Types of (Common) Garage Door Spring Mechanisms
Did you know that there are two (main) different types of spring mechanisms you can install in your garage door? One can either choose to have torsion or extension springs on their garage door, each of which boasts its own benefits. But how does one determine which type of spring mechanism is the most efficient or, at the least, is the most fitting for them? In order to answer this, you must ask yourself whether efficiency or cost-effectiveness is paramount to you. Below you will find an in-depth comparison of the different types of garage door spring mechanisms.
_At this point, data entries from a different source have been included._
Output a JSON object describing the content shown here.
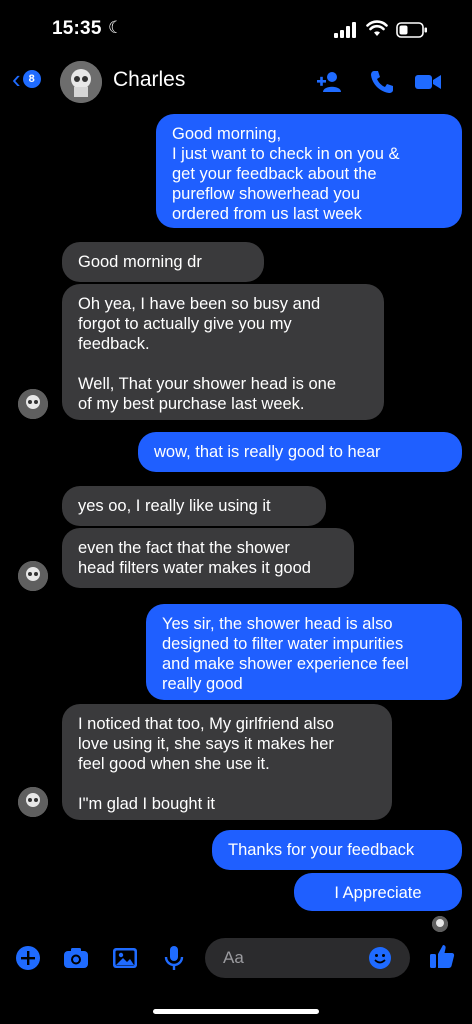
{
  "status": {
    "time": "15:35"
  },
  "header": {
    "back_count": "8",
    "contact_name": "Charles"
  },
  "colors": {
    "accent": "#1f5fff",
    "incoming_bubble": "#3a3a3c",
    "background": "#000000"
  },
  "messages": [
    {
      "dir": "out",
      "text": "Good morning,\nI just want to check in on you &\nget your feedback about the\npureflow showerhead you\nordered from us last week"
    },
    {
      "dir": "in",
      "text": "Good morning dr"
    },
    {
      "dir": "in",
      "text": "Oh yea, I have been so busy and\nforgot to actually give you my\nfeedback.\n\nWell, That your shower head is one\nof my best purchase last week."
    },
    {
      "dir": "out",
      "text": "wow, that is really good to hear"
    },
    {
      "dir": "in",
      "text": "yes oo,  I really like using it"
    },
    {
      "dir": "in",
      "text": "even the fact that the shower\nhead filters water makes it good"
    },
    {
      "dir": "out",
      "text": "Yes sir, the shower head is also\ndesigned to filter water impurities\nand make shower  experience feel\nreally good"
    },
    {
      "dir": "in",
      "text": "I noticed that too, My girlfriend also\nlove using it, she says it makes her\nfeel good when she use it.\n\nI\"m glad I bought it"
    },
    {
      "dir": "out",
      "text": "Thanks for your feedback"
    },
    {
      "dir": "out",
      "text": "I Appreciate"
    }
  ],
  "composer": {
    "placeholder": "Aa"
  },
  "icons": [
    "plus-icon",
    "camera-icon",
    "image-icon",
    "microphone-icon",
    "emoji-icon",
    "thumbs-up-icon",
    "add-person-icon",
    "phone-icon",
    "video-icon"
  ]
}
Extension springs are somewhat ubiquitous in the commercial garage door industry; they are remarkably cheap and provide ample tension for lifting a typical residential garage door. As the name of these springs implies, they create the tension to lift the door by extending along the horizontal tracks above the door (typically). Extension springs must be paired with safety cables in order to prevent them from being launched in any direction when they finally break. Although these springs are cheaper and will suffice for a residential garage, they are significantly more dangerous than torsion springs, bearing more exposed parts, and will not last nearly as long. Extension springs will last an average of 10,000 cycles (open and close motions).
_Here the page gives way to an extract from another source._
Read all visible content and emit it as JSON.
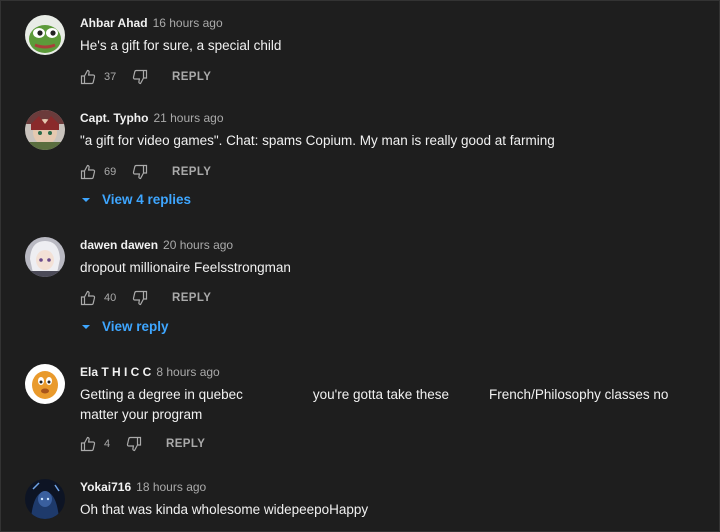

Torsion springs are installed above the garage door as extension springs are, although the method of raising and closing the door varies. Torsion springs implement torque to move the door by slowly coiling along the shaft. The use of torsion springs ensures that your garage will open and close with a controlled motion, as opposed to the potential jerking motion extension springs will provide. Additionally, since torsion springs do not extend, they are able to last much longer than extension springs, enduring between 15,000 and 20,000 cycles on average. They are also able to lift significantly more weight than an extension spring, which is more practical for users with more cumbersome doors. Torsion springs present little danger when they break, whereas extension springs present the potential to shoot in any direction and cause harm to anyone standing in their path. They are available in a myriad of different sizes to fit your individual door. The only drawback to torsion springs is their higher price, although you are getting what you pay for in regards to overall quality and efficiency.